There are many uniquely Canadian things that surely go unappreciated in the States. For example: the concept of poutine (gravy on fries?), Royal Canadian Mounties (hot!), expertly paved roads and although they hate it, niceness beyond compare. However, there is one thing uniquely Canadian that I recently had the pleasure of traveling down. It’s called the Highway of Heroes.
What is the Highway of Heroes, you ask? Highway 401, or “the 401” as it’s colloquially known here, is the I-10 equivalent in Canada that runs across the country, coast to coast and is also allegedly North America’s busiest freeway. The 401 runs from Canadian Force Base (CFB) Trenton into Toronto and is routinely lined with civilians and veterans as the body of each fallen Canadian soldier killed in Afghanistan makes its way home during repatriation. The families of the soldiers are taken by limousine along the route as citizens pay their respects to the soldiers. Sadly, I’ve seen the Highway of Heroes in action three times since I moved here. In fact, it seems to be such a moving experience that NBC News recently ran a feature on it during their Veterans/Remembrance Day coverage.

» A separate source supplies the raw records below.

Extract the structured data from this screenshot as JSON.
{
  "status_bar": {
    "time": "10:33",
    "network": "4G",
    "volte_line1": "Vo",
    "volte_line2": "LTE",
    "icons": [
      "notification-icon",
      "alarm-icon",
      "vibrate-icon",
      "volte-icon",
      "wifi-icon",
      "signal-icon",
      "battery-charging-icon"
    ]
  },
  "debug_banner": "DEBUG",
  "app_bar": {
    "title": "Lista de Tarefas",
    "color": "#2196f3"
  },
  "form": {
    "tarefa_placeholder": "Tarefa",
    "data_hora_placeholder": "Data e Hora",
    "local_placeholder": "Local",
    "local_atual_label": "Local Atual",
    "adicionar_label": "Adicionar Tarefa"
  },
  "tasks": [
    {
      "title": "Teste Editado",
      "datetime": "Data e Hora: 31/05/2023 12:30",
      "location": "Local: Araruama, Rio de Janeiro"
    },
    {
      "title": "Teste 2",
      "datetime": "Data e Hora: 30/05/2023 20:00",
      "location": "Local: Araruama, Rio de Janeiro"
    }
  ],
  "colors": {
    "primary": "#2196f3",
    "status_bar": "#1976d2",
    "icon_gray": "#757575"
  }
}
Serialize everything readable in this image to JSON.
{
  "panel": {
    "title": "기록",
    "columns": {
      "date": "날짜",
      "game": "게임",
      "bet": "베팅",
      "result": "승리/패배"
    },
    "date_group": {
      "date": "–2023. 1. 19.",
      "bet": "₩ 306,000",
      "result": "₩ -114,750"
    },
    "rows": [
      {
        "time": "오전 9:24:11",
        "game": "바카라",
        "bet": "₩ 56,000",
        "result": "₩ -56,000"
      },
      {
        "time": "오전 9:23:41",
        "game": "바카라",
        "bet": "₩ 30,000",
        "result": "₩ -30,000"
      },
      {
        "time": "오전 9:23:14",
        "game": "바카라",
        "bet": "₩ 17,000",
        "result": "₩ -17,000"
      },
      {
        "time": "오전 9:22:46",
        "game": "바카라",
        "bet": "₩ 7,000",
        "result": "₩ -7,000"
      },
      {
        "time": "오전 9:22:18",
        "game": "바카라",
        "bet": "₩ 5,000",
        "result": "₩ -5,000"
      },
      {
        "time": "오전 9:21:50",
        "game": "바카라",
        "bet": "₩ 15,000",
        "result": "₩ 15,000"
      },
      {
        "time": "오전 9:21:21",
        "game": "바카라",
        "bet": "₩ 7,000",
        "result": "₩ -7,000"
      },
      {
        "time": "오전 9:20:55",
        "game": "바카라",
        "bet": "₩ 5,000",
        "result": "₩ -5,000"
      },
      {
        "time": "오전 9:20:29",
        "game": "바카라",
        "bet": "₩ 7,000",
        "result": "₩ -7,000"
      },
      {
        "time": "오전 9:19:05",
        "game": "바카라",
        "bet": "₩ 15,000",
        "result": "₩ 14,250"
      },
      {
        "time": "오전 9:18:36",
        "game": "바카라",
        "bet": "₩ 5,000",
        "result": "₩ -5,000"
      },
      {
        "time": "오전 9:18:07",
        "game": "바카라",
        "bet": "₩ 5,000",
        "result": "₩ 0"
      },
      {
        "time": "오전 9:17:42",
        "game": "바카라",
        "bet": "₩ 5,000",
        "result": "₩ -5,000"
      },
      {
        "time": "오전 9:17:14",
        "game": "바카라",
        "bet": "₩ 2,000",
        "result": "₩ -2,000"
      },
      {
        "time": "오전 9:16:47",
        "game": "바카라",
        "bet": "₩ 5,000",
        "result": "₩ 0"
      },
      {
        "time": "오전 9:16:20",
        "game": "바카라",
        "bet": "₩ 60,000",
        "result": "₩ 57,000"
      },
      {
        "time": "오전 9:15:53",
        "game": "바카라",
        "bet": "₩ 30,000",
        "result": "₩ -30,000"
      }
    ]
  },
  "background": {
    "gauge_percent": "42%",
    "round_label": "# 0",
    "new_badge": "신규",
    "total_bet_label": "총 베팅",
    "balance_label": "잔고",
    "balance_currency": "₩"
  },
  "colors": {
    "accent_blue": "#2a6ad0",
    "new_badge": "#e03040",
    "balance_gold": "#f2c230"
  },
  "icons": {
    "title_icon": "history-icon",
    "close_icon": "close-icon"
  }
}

It’s not often that you witness something for the first time and find yourself being moved to tears. Recently, on a snowy winter evening, I was driving home on the Don Valley Parkway and noticed that people were standing along the sides with flags and people all over the bridges. There were firetrucks with firemen standing atop saluting and ambulances with paramedics doing the same. They were on every single bridge — every one. Being the “girl about town” photographer I like to pretend I am, I quickly grabbed my camera, steered with my knees and took as many pics as I could without crashing into my fellow drivers. Of course, only one turned out clearly, but you get the gist.
It’s a grassroots phenomenon that takes place and has just grown among ordinary people; I find it fascinating. The kind of unified and public show of respect along the repatriation route is unusual in the world today. As far as I know, it doesn’t happen in the States; it doesn’t happen in the United Kingdom. And I think that’s what so fascinating — the fact that none of it was organized by anyone except, perhaps, by each person’s own heart to go and do it.
One of the plethora of reasons I love Canada. Lest we forget.